However, “volumes have been muted when compared to the OTC market,” says Patrick. And while the USD/ZAR cash is no longer seeing the rapid growth that the Indian rupee (INR) or Chinese renminbi (CNH) are experiencing, it is by “more a mature market in line with the ruble (Russia), but having that benefit of CLS Settlement at finality of any transaction.”
Data about the rand’s popularity doesn’t tell the whole story. There’s a real appetite from banks and other investors for an exchange-listed FX contract that looks more like the OTC product, according to Patrick. For that reason, CME Group is re-launching the rand contract today.
Market observers agree that the rand is in a class by itself. As far as BRIC and fellow emerging market currencies measure up, the comparison between the rand and the various currencies is not the easiest to compare.
Brazil’s currency, for example, is another burgeoning currency and in some respects the darling currency of some international FX traders with their eyes on Latin America. However, to compare the two would be similar to comparing “an apple and a pear”, says Gallo. “Each currency has its own set of fundamental strengths and weaknesses,” he says.
So while South Africa tends to seriously lag behind other countries like Brazil, the latter faces “an overly regulated labor market, an inadequately educated workforce, high tax rates, thick bureaucratic ways and inadequate supply of infrastructure”, to name a few of Brazil’s issues says Gallo.
But broadly speaking in terms of overall development or competitiveness, “Brazil and South Africa are roughly on par,” he says. “Although the chances for policy instability in South Africa are probably a good deal higher than they are in Brazil, leaving room for a potential nasty result for the rand, relative to the Brazilian real.”
This, Gallo explains, probably goes a long way in helping to explain why both the rand and real witnessed similar declines versus the U.S.dollar over the May through mid-July period, which encompassed the bulk of the strains in the developing market space. Historically, he says, “the volatilities of each of these currencies have been roughly equal, although the Brazilian real has tended to be higher by a modest amount.”
“I think interest in South Africa and its currency will ultimately grow,” says Gallo. “But there are a number of issues holding the pace of growth back. As the fall in the rand as a result of the Fed scaling back its bond buys clearly demonstrates, South Africa will have to adjust so that its growth and capital inflows are not highly dependent on the availability of cheap global liquidity and sub-par risk premia.”
Currently, the rand is the16th most traded currency in the world, with BIS statistics reporting some $27 billion worth of it handled every day.
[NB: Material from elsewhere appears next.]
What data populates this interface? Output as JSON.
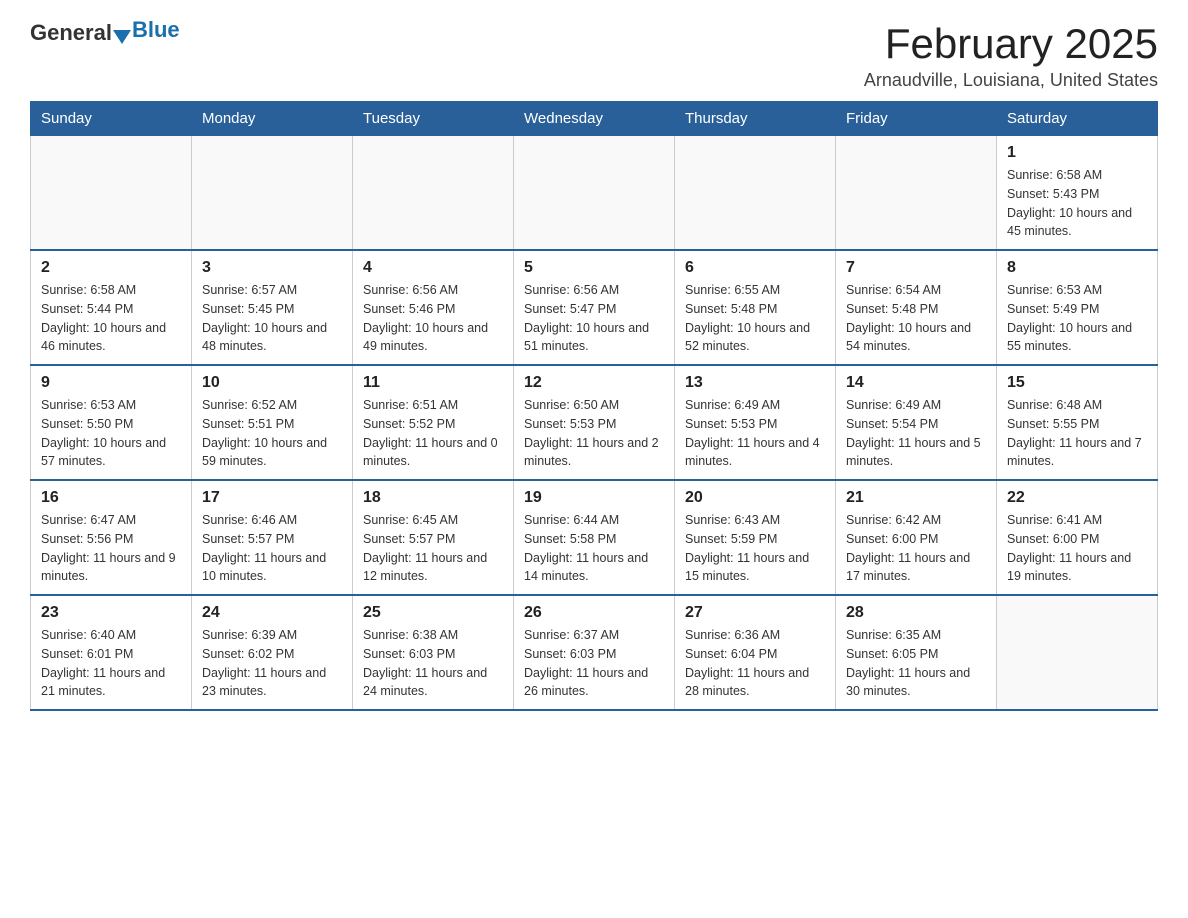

Roughly 55 percent of the currency trading is done offshore, primarily in London, with around 45 percent onshore, mainly in Johannesburg.
“[The rand] is both an institutional and corporate play,” says Greg Kennelly, a Johannesburg-based currency dealer with South Africa’s Rand Merchant Bank. “The institutional side comes from offshore with international investors very active in South African bonds, equities and derivatives. Real onshore trades come mostly from corporates. Local institutions are still not big plays in the rand, although this should change over time as exchange controls are lifted and as currency hedging becomes the norm.”
So while South Africa has been put into some global investment indices, in most cases it remains classified as an emerging market currency with true upside and long-term potential. Although it is extremely volatile – competing with the Brazilian real to be the most volatile in the world – the main driver of volatility is what happens in the global financial markets, says Kennelly, “because of its high yield nature, the rand tends to follow global risk appetite closely.”